Review: Horny Handed Tons of Soil at the Unity Theatre

By Nigel Smith

LIZZIE Nunnery’s latest work for the stage first appeared as a short extract, performed at last year’s Liverpool Acoustic Festival in Philharmonic Hall’s Music Room. Now, hot on the heels of her success at the Everyman with The Sum, Horny Handed Sons of Toil is fully fledged and appeared this week at Unity Theatre ahead of a tour, with venues ranging from St Helens to London’s South Bank Centre.

Over a musical backdrop from Vidar Norheim, Martin Heslop and Martin Smith, Nunnery recites a litany of her own poetry, inspired by the work of Adrien Henri, from whose witty wordplay it takes its title. This is interspersed and blended with segments of documentary footage by Tim Brunsden, in which residents of Liverpool 8 reminisce and reflect on the past present and future of the district, its places and its community.

The work, which celebrates the 50th anniversary of the anthology ‘The Mersey Sound’, is a kind of love letter to L8 but with an air of deep melancholy hanging over it throughout. The poetry sings a sad ballad of remembrance with a sense of loss and lamentation.

There is a way in which Horny Handed Sons of Toil resembles Terence Davies’ 2008 film ‘Of Time and the City’, with its images of places and people accompanying the poetry.

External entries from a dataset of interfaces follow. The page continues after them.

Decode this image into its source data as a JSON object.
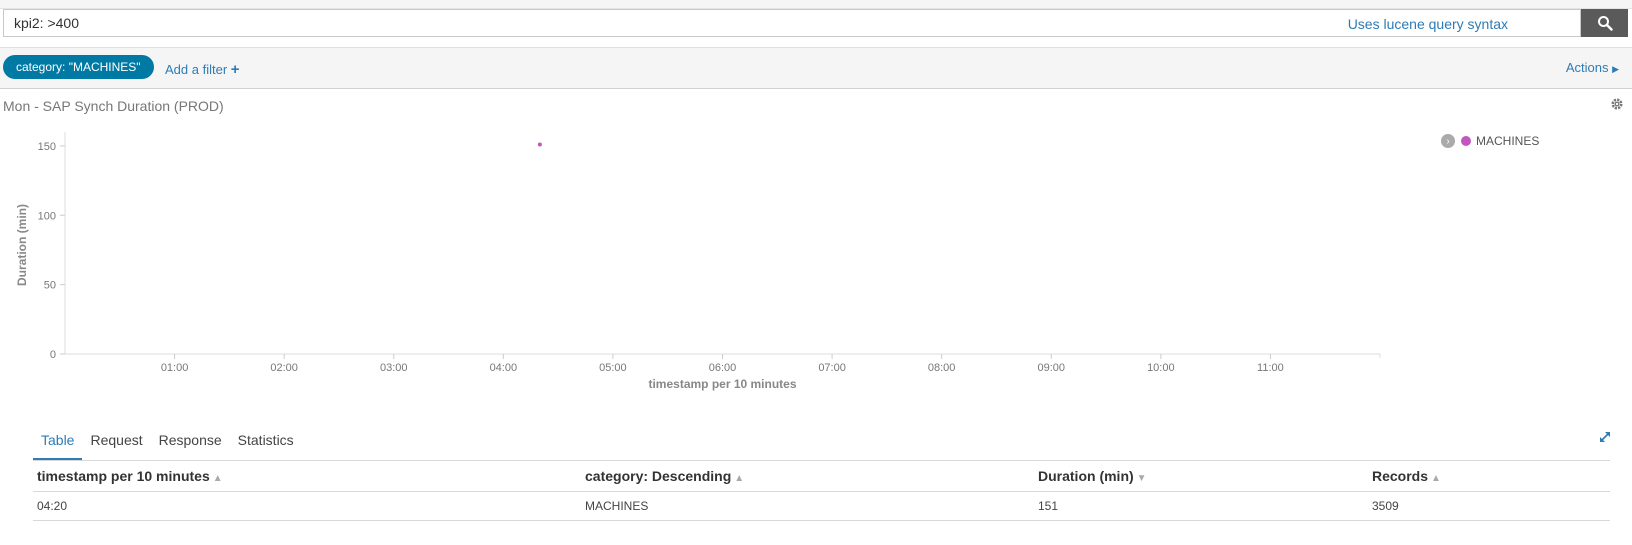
{
  "search": {
    "query": "kpi2: >400",
    "syntax_link": "Uses lucene query syntax"
  },
  "filters": {
    "pill_label": "category: \"MACHINES\"",
    "add_filter_label": "Add a filter",
    "actions_label": "Actions"
  },
  "panel": {
    "title": "Mon - SAP Synch Duration (PROD)"
  },
  "chart_data": {
    "type": "scatter",
    "xlabel": "timestamp per 10 minutes",
    "ylabel": "Duration (min)",
    "x_ticks": [
      "01:00",
      "02:00",
      "03:00",
      "04:00",
      "05:00",
      "06:00",
      "07:00",
      "08:00",
      "09:00",
      "10:00",
      "11:00"
    ],
    "y_ticks": [
      0,
      50,
      100,
      150
    ],
    "ylim": [
      0,
      160
    ],
    "xlim_hours": [
      0,
      12
    ],
    "grid": false,
    "legend_position": "top-right",
    "series": [
      {
        "name": "MACHINES",
        "color": "#c255c0",
        "points": [
          {
            "x": "04:20",
            "y": 151
          }
        ]
      }
    ]
  },
  "tabs": [
    {
      "label": "Table",
      "active": true
    },
    {
      "label": "Request",
      "active": false
    },
    {
      "label": "Response",
      "active": false
    },
    {
      "label": "Statistics",
      "active": false
    }
  ],
  "table": {
    "columns": [
      "timestamp per 10 minutes",
      "category: Descending",
      "Duration (min)",
      "Records"
    ],
    "rows": [
      [
        "04:20",
        "MACHINES",
        "151",
        "3509"
      ]
    ]
  }
}
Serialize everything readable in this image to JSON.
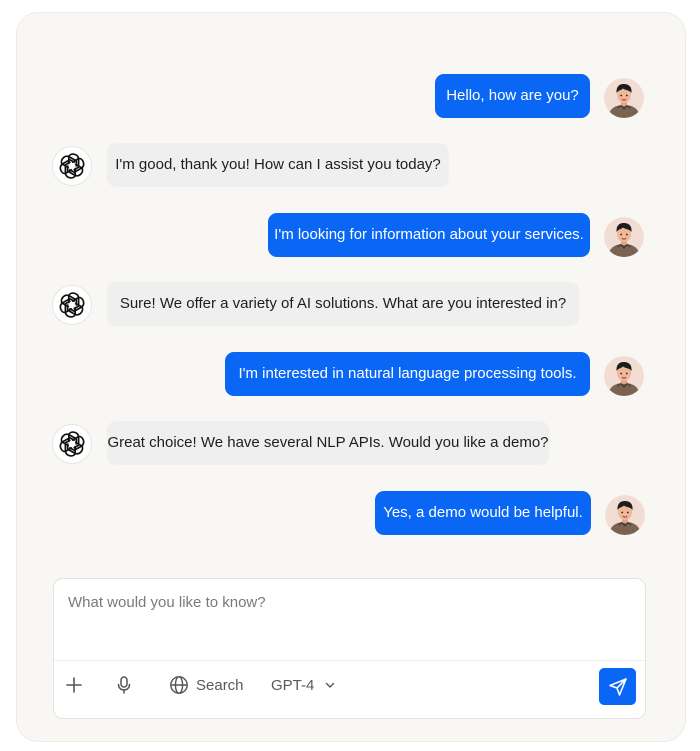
{
  "messages": [
    {
      "role": "user",
      "text": "Hello, how are you?"
    },
    {
      "role": "assistant",
      "text": "I'm good, thank you! How can I assist you today?"
    },
    {
      "role": "user",
      "text": "I'm looking for information about your services."
    },
    {
      "role": "assistant",
      "text": "Sure! We offer a variety of AI solutions. What are you interested in?"
    },
    {
      "role": "user",
      "text": "I'm interested in natural language processing tools."
    },
    {
      "role": "assistant",
      "text": "Great choice! We have several NLP APIs. Would you like a demo?"
    },
    {
      "role": "user",
      "text": "Yes, a demo would be helpful."
    }
  ],
  "composer": {
    "placeholder": "What would you like to know?",
    "search_label": "Search",
    "model_label": "GPT-4"
  },
  "colors": {
    "user_bubble": "#0a67f5",
    "assistant_bubble": "#efefef",
    "send_button": "#0a67f5",
    "panel_background": "#f8f7f4"
  },
  "icons": {
    "assistant_avatar": "openai-logo-icon",
    "user_avatar": "user-avatar",
    "attach": "plus-icon",
    "voice": "microphone-icon",
    "search": "globe-icon",
    "model_dropdown": "chevron-down-icon",
    "send": "send-icon"
  }
}
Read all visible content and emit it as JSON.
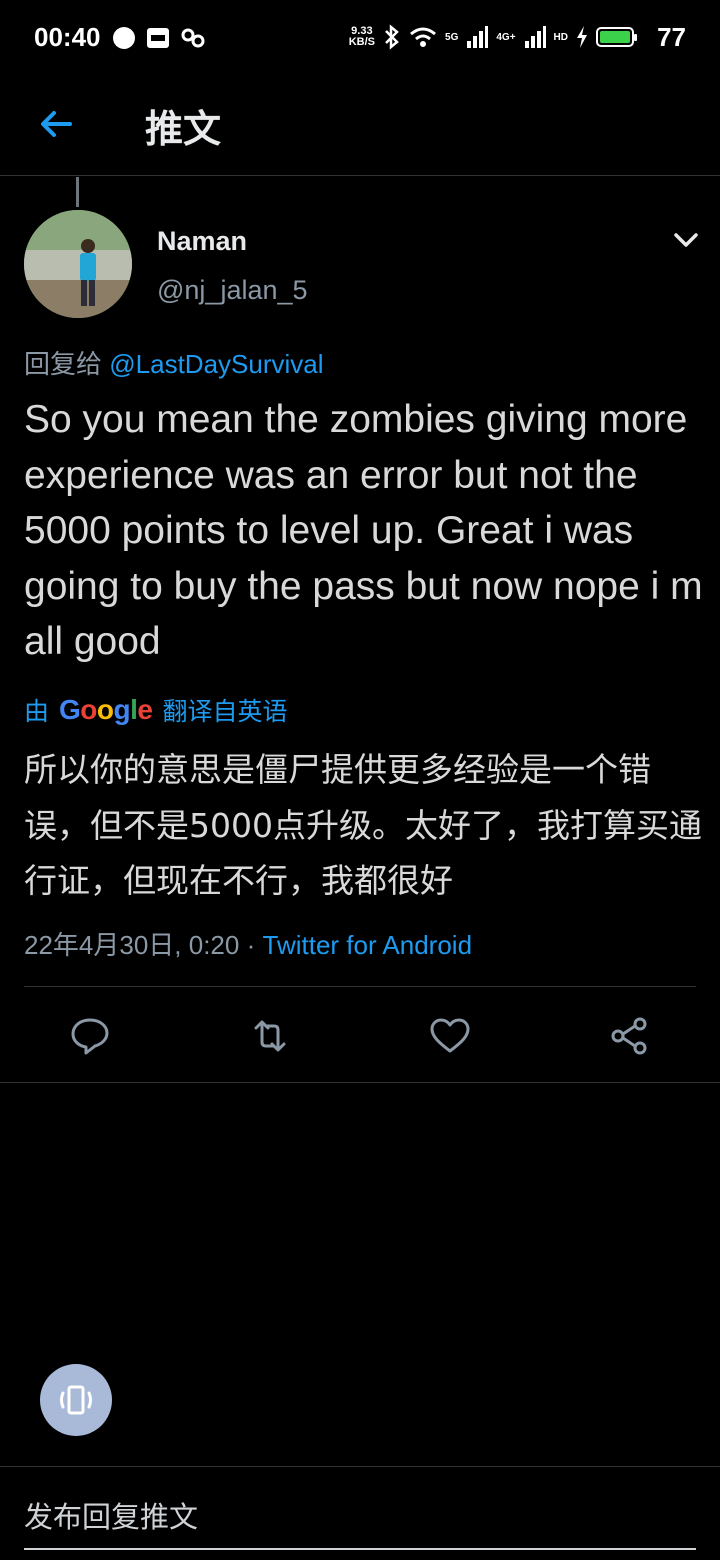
{
  "status_bar": {
    "time": "00:40",
    "speed_value": "9.33",
    "speed_unit": "KB/S",
    "net1": "5G",
    "net2": "4G+",
    "hd": "HD",
    "battery": "77",
    "battery_color": "#3bd14a"
  },
  "header": {
    "title": "推文"
  },
  "tweet": {
    "name": "Naman",
    "handle": "@nj_jalan_5",
    "reply_prefix": "回复给",
    "reply_mention": "@LastDaySurvival",
    "text": "So you mean the zombies giving more experience was an error but not the 5000 points to level up. Great i was going to buy the pass but now nope i m all good",
    "translate_prefix": "由",
    "translate_brand": "Google",
    "translate_suffix": "翻译自英语",
    "translated_text": "所以你的意思是僵尸提供更多经验是一个错误，但不是5000点升级。太好了，我打算买通行证，但现在不行，我都很好",
    "timestamp": "22年4月30日, 0:20",
    "separator": "·",
    "source": "Twitter for Android"
  },
  "compose": {
    "placeholder": "发布回复推文"
  },
  "colors": {
    "accent": "#1d9bf0",
    "muted": "#8b98a5",
    "background": "#000000"
  }
}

It’s in the words of the people who were interviewed for the project that the piece finds its lighter, more optimistic view. Their contribution tells of the strength and resilience of the community, often with a smile and a witty aside.

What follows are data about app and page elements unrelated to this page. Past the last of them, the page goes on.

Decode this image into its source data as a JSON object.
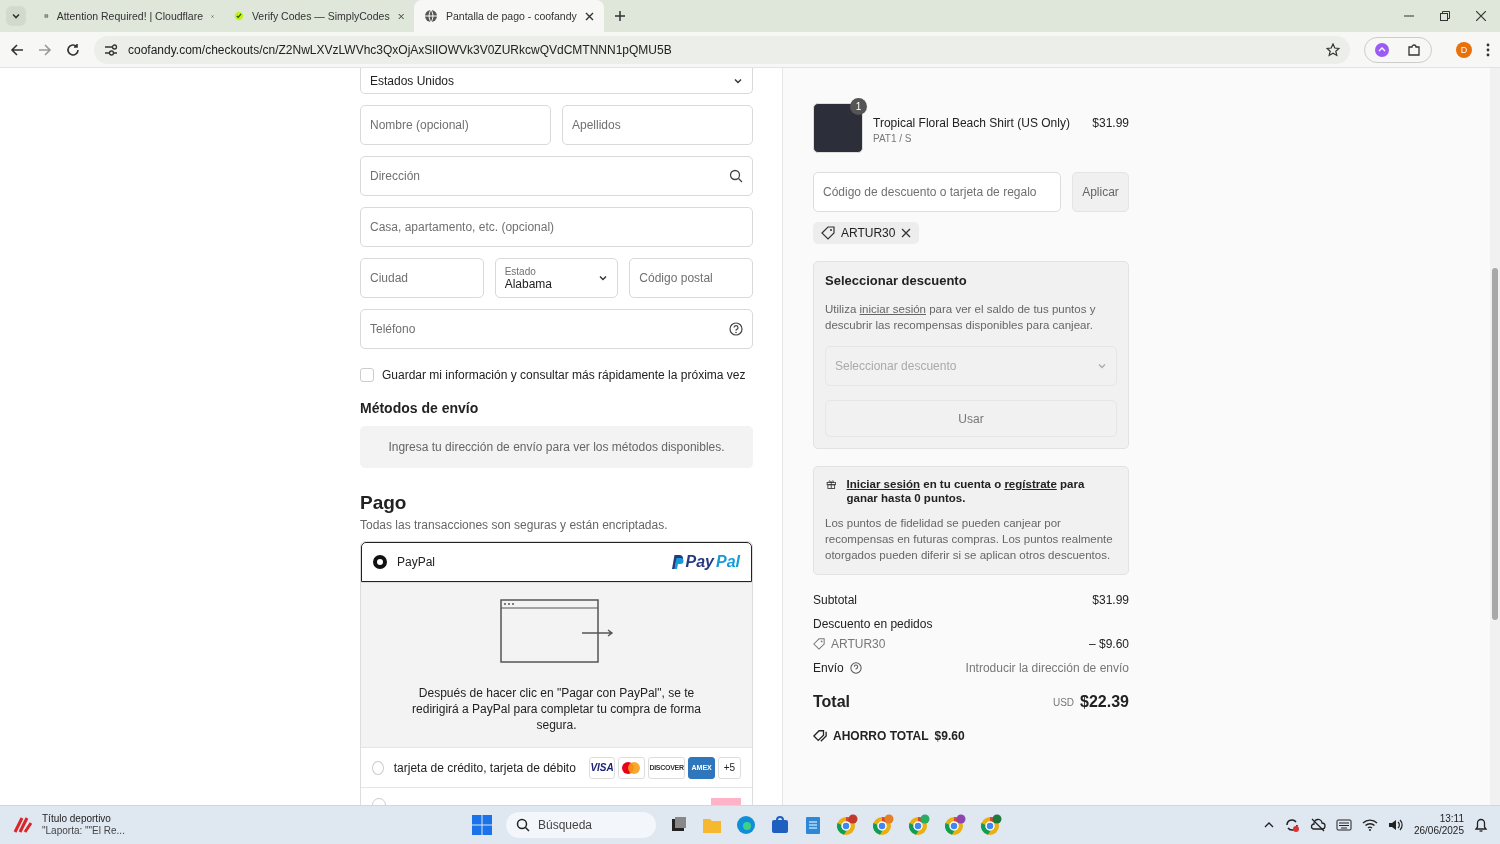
{
  "browser": {
    "tabs": [
      {
        "title": "Attention Required! | Cloudflare",
        "selected": false
      },
      {
        "title": "Verify Codes — SimplyCodes",
        "selected": false
      },
      {
        "title": "Pantalla de pago - coofandy",
        "selected": true
      }
    ],
    "url": "coofandy.com/checkouts/cn/Z2NwLXVzLWVhc3QxOjAxSlIOWVk3V0ZURkcwQVdCMTNNN1pQMU5B",
    "profile_initial": "D"
  },
  "form": {
    "country": {
      "value": "Estados Unidos"
    },
    "rows": [
      [
        {
          "kind": "text",
          "placeholder": "Nombre (opcional)"
        },
        {
          "kind": "text",
          "placeholder": "Apellidos"
        }
      ],
      [
        {
          "kind": "search",
          "placeholder": "Dirección"
        }
      ],
      [
        {
          "kind": "text",
          "placeholder": "Casa, apartamento, etc. (opcional)"
        }
      ],
      [
        {
          "kind": "text",
          "placeholder": "Ciudad"
        },
        {
          "kind": "select",
          "label": "Estado",
          "value": "Alabama"
        },
        {
          "kind": "text",
          "placeholder": "Código postal"
        }
      ],
      [
        {
          "kind": "help",
          "placeholder": "Teléfono"
        }
      ]
    ],
    "save_info": {
      "label": "Guardar mi información y consultar más rápidamente la próxima vez",
      "checked": false
    }
  },
  "shipping": {
    "heading": "Métodos de envío",
    "message": "Ingresa tu dirección de envío para ver los métodos disponibles."
  },
  "payment": {
    "heading": "Pago",
    "subtitle": "Todas las transacciones son seguras y están encriptadas.",
    "methods": [
      {
        "kind": "paypal",
        "label": "PayPal",
        "selected": true,
        "logo": "PayPal",
        "info": "Después de hacer clic en \"Pagar con PayPal\", se te redirigirá a PayPal para completar tu compra de forma segura."
      },
      {
        "kind": "cards",
        "label": "tarjeta de crédito, tarjeta de débito",
        "selected": false,
        "brands": [
          "VISA",
          "DISCOVER",
          "AMEX"
        ],
        "more": "+5"
      },
      {
        "kind": "other",
        "selected": false
      }
    ]
  },
  "summary": {
    "item": {
      "name": "Tropical Floral Beach Shirt (US Only)",
      "variant": "PAT1 / S",
      "price": "$31.99",
      "quantity": "1"
    },
    "discount_field": {
      "placeholder": "Código de descuento o tarjeta de regalo",
      "button": "Aplicar"
    },
    "applied_code": "ARTUR30",
    "select_discount": {
      "title": "Seleccionar descuento",
      "text_before": "Utiliza",
      "link": "iniciar sesión",
      "text_after": "para ver el saldo de tus puntos y descubrir las recompensas disponibles para canjear.",
      "dropdown_placeholder": "Seleccionar descuento",
      "button": "Usar"
    },
    "points": {
      "login_link": "Iniciar sesión",
      "middle": "en tu cuenta o",
      "register_link": "regístrate",
      "end": "para ganar hasta 0 puntos.",
      "description": "Los puntos de fidelidad se pueden canjear por recompensas en futuras compras. Los puntos realmente otorgados pueden diferir si se aplican otros descuentos."
    },
    "subtotal": {
      "label": "Subtotal",
      "value": "$31.99"
    },
    "order_discount": {
      "label": "Descuento en pedidos",
      "code": "ARTUR30",
      "value": "– $9.60"
    },
    "shipping": {
      "label": "Envío",
      "value": "Introducir la dirección de envío"
    },
    "total": {
      "label": "Total",
      "currency": "USD",
      "value": "$22.39"
    },
    "savings": {
      "label": "AHORRO TOTAL",
      "value": "$9.60"
    }
  },
  "taskbar": {
    "widget": {
      "title": "Título deportivo",
      "subtitle": "\"Laporta: \"\"El Re..."
    },
    "search": "Búsqueda",
    "time": "13:11",
    "date": "26/06/2025"
  }
}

There is both atmosphere and power in the blend of words and music, and the beat and throb of the percussion and keyboards mix with some splendidly bluesy trumpet from Martin Smith. Nunnery’s words are mostly relayed via an earset mike, but occasionally she steps forward to a microphone stand and uses electronics to manipulate her voice, and the work ends with her words drifting offstage with her in a looped sequence.

I’d like to see the text in print, accompanied by transcripts of the filmed interviews, as the documentary aspect of the writing demands deeper thought than a single hearing can offer. Melancholy it may be, but there is strength and hope in this piece, and audiences certainly leave the theatre with things to think about.